Task to complete ▸
Some lines hold the string "date". Copy all of them from the material that follows.

Provided records START

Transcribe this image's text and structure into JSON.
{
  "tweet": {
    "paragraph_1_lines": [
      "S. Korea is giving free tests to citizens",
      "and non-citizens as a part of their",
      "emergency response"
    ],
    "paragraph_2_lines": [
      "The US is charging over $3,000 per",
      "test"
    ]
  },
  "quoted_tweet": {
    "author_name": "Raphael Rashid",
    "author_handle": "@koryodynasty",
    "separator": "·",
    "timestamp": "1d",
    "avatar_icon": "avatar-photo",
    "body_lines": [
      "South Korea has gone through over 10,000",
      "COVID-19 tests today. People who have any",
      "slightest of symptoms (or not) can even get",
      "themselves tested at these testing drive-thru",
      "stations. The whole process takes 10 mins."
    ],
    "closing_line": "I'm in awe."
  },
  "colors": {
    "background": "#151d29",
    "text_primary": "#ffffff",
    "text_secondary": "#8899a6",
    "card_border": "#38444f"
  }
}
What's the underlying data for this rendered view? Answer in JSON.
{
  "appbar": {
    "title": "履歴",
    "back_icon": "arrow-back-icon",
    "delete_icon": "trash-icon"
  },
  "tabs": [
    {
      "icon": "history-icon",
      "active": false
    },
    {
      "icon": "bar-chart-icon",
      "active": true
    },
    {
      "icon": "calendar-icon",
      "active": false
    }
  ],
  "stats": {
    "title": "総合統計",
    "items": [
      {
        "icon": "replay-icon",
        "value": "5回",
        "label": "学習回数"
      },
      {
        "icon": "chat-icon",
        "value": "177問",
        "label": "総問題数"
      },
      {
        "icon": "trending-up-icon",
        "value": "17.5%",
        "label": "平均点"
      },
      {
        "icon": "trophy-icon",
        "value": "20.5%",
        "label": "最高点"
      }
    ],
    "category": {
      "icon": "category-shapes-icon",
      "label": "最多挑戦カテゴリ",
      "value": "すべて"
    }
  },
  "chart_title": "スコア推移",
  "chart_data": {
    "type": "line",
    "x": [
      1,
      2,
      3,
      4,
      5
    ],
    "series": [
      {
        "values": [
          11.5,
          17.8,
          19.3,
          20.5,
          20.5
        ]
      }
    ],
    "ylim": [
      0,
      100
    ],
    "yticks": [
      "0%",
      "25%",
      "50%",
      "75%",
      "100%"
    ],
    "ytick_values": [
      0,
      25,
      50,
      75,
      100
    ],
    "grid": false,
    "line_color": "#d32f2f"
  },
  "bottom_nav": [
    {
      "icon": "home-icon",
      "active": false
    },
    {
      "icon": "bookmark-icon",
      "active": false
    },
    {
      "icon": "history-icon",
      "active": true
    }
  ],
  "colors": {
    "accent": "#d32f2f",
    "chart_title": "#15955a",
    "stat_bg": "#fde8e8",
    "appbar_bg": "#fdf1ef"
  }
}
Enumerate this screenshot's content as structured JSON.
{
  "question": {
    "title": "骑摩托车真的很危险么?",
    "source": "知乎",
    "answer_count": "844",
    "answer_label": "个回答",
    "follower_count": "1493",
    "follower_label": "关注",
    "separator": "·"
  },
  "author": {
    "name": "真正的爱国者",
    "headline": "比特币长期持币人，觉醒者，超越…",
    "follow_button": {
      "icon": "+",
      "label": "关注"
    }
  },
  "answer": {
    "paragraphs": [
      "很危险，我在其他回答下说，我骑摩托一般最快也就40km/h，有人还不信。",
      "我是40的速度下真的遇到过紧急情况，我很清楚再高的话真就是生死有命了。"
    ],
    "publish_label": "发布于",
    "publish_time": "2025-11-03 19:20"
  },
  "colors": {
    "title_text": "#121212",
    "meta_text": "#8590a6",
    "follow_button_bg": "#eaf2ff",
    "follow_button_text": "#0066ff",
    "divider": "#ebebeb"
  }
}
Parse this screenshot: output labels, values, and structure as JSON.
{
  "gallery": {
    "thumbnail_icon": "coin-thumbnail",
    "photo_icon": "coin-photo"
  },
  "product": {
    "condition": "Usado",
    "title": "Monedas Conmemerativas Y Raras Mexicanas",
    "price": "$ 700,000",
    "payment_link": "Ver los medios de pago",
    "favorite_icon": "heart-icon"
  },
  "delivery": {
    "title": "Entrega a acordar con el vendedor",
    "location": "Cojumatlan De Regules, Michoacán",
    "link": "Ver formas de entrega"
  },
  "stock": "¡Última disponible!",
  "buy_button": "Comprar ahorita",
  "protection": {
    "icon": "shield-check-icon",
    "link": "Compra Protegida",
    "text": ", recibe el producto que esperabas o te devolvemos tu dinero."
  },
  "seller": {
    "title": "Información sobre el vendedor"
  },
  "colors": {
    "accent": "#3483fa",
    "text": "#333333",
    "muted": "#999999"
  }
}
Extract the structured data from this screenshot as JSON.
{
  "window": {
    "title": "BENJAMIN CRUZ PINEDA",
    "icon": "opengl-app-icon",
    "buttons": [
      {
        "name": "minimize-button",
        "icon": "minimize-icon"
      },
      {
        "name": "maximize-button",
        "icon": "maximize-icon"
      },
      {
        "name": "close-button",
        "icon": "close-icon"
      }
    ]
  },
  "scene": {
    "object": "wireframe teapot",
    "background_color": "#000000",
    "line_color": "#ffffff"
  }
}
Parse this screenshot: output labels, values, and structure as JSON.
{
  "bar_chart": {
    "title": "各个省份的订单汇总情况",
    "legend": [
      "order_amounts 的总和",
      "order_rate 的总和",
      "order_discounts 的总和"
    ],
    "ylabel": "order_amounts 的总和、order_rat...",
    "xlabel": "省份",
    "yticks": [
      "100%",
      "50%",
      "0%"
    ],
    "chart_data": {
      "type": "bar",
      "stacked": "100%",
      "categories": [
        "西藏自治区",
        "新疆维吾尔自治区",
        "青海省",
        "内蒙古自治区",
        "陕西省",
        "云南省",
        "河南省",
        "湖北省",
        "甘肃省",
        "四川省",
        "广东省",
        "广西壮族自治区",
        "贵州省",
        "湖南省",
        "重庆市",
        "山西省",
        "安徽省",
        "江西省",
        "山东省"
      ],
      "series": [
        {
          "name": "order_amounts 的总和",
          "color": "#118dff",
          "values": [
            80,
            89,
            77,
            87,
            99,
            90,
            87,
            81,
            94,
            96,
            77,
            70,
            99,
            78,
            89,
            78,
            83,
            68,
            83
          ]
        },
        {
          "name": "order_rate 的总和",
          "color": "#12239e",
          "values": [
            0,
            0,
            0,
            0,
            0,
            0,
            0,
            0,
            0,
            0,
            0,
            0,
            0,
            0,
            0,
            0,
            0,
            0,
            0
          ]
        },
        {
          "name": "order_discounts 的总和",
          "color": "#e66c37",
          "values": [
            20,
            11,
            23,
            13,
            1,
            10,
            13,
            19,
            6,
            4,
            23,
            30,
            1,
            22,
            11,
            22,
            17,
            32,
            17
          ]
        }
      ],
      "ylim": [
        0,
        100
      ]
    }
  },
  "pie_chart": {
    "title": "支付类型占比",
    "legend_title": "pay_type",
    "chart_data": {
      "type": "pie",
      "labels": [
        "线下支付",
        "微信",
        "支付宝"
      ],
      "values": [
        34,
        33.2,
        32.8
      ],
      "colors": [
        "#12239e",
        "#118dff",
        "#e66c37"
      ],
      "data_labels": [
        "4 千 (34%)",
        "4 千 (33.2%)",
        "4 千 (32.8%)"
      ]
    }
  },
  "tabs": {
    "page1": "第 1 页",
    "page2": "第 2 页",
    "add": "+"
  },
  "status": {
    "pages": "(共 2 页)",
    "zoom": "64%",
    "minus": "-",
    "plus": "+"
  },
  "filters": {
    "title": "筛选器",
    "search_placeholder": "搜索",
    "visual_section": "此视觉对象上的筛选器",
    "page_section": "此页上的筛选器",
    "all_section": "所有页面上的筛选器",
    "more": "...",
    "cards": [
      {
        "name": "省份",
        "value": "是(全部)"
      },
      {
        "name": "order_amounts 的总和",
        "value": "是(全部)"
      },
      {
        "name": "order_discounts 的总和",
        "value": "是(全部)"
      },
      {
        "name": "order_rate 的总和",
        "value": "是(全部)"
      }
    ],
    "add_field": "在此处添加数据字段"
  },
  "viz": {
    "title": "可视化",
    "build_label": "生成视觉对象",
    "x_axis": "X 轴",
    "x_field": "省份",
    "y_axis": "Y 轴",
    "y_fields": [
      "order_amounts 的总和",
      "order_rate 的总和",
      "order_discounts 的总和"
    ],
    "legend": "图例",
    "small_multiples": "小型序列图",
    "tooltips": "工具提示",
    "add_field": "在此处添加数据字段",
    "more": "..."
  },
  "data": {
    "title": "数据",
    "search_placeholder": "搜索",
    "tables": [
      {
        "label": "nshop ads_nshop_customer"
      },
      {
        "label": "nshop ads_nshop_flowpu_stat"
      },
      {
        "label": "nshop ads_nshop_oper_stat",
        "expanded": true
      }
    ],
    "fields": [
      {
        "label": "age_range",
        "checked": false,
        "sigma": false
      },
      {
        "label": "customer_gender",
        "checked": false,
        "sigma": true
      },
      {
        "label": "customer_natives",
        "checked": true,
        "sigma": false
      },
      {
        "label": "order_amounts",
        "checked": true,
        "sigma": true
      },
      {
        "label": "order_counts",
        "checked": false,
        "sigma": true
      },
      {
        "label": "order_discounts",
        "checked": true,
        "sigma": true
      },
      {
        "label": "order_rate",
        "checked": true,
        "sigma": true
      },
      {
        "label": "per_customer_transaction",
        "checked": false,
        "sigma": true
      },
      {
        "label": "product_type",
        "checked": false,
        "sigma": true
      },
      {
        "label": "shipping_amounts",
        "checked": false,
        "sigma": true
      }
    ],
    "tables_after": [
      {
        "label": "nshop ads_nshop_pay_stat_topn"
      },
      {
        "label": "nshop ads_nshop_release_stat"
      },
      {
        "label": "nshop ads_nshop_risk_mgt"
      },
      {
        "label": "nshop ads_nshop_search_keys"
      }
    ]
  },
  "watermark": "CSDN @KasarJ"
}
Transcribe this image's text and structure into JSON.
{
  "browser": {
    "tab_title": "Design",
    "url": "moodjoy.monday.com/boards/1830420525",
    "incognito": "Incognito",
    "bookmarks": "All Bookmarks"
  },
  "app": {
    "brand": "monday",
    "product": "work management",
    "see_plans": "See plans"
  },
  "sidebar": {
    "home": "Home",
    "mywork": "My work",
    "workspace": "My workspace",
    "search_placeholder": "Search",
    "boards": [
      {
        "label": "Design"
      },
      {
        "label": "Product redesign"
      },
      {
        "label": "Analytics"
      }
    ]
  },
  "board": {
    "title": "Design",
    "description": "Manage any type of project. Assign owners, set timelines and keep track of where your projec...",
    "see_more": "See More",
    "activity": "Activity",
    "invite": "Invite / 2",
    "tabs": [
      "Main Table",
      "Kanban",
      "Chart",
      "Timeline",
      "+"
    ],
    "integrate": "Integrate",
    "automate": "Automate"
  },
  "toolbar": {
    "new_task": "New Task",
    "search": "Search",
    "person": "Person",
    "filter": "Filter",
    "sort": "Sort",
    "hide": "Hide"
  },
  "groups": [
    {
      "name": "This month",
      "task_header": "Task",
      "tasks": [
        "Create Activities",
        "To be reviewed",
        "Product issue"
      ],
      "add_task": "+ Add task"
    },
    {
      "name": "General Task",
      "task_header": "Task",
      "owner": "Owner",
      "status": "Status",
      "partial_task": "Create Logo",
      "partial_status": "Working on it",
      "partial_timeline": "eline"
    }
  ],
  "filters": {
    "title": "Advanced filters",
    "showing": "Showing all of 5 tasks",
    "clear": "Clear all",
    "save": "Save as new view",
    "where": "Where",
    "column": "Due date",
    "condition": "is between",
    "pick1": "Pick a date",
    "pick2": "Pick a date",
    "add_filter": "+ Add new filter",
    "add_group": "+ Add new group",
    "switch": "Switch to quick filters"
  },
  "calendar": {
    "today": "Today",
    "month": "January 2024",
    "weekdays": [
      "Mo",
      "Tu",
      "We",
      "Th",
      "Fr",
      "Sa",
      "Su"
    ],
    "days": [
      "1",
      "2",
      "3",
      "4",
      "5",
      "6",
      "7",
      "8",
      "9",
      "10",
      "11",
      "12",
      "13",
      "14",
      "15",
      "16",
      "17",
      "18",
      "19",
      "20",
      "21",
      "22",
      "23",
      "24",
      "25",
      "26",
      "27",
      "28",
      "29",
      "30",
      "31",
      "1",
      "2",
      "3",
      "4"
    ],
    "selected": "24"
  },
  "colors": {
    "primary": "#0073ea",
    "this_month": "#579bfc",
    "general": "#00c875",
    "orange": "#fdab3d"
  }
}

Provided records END

Reply to the task ▸
    "column": "Due date",
    "pick1": "Pick a date",
    "pick2": "Pick a date",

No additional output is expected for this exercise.